Data records for software interfaces
------------------------------------------------

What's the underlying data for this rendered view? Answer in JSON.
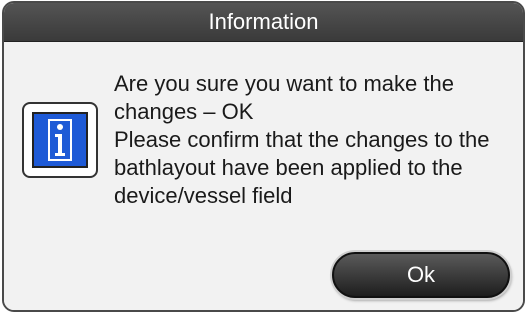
{
  "dialog": {
    "title": "Information",
    "icon": "info-icon",
    "message_lines": [
      "Are you sure you want to make the",
      "changes – OK",
      "Please confirm that the changes to the",
      "bathlayout have been applied to the",
      "device/vessel field"
    ],
    "ok_label": "Ok"
  },
  "colors": {
    "titlebar": "#454545",
    "icon_blue": "#1e5ad6",
    "button": "#2a2a2a"
  }
}
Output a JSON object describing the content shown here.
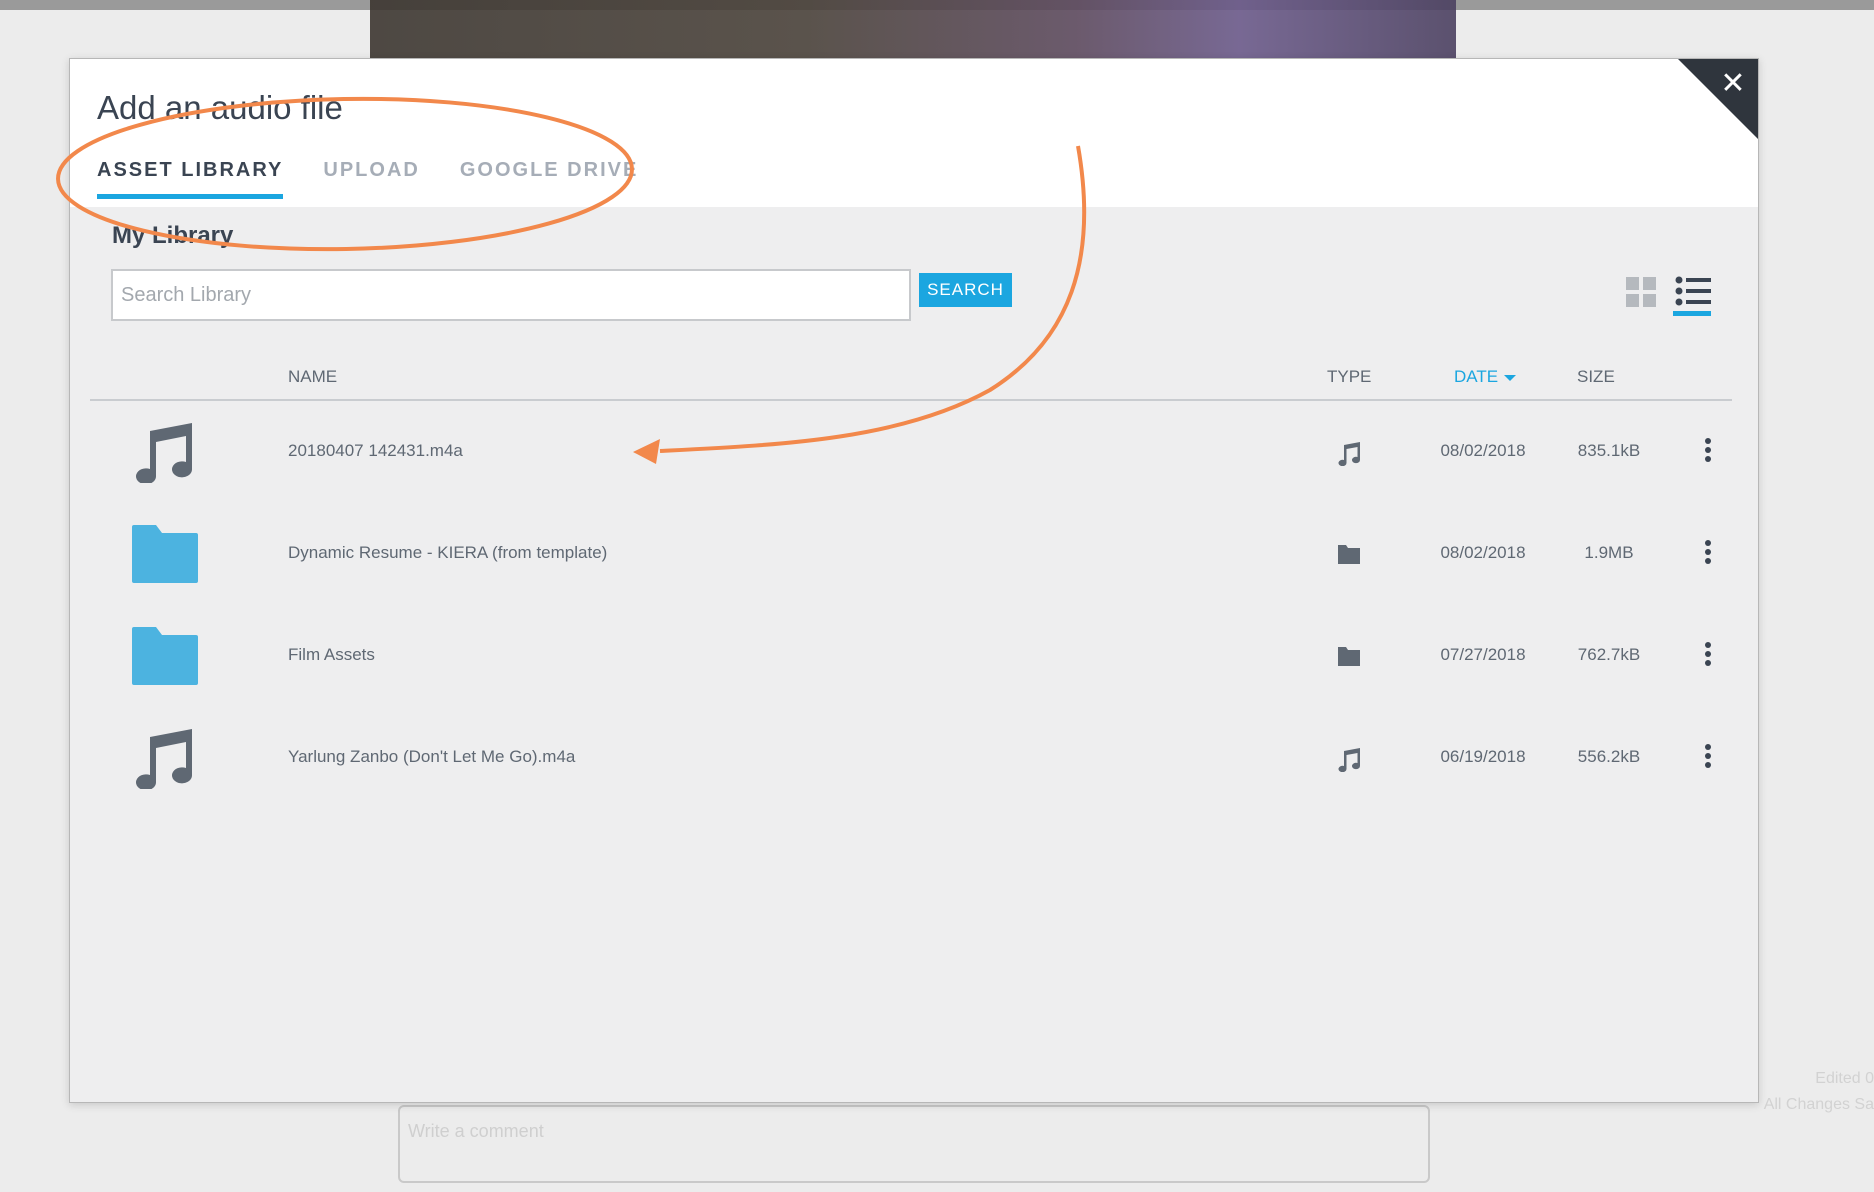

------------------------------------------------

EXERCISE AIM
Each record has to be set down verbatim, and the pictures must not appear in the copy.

TASK RESULT
What's the underlying data for this rendered view? Answer in JSON.
{
  "dialog": {
    "title": "Information",
    "icon": "info-icon",
    "message_lines": [
      "Are you sure you want to make the",
      "changes – OK",
      "Please confirm that the changes to the",
      "bathlayout have been applied to the",
      "device/vessel field"
    ],
    "ok_label": "Ok"
  },
  "colors": {
    "titlebar": "#454545",
    "icon_blue": "#1e5ad6",
    "button": "#2a2a2a"
  }
}
Output a JSON object describing the content shown here.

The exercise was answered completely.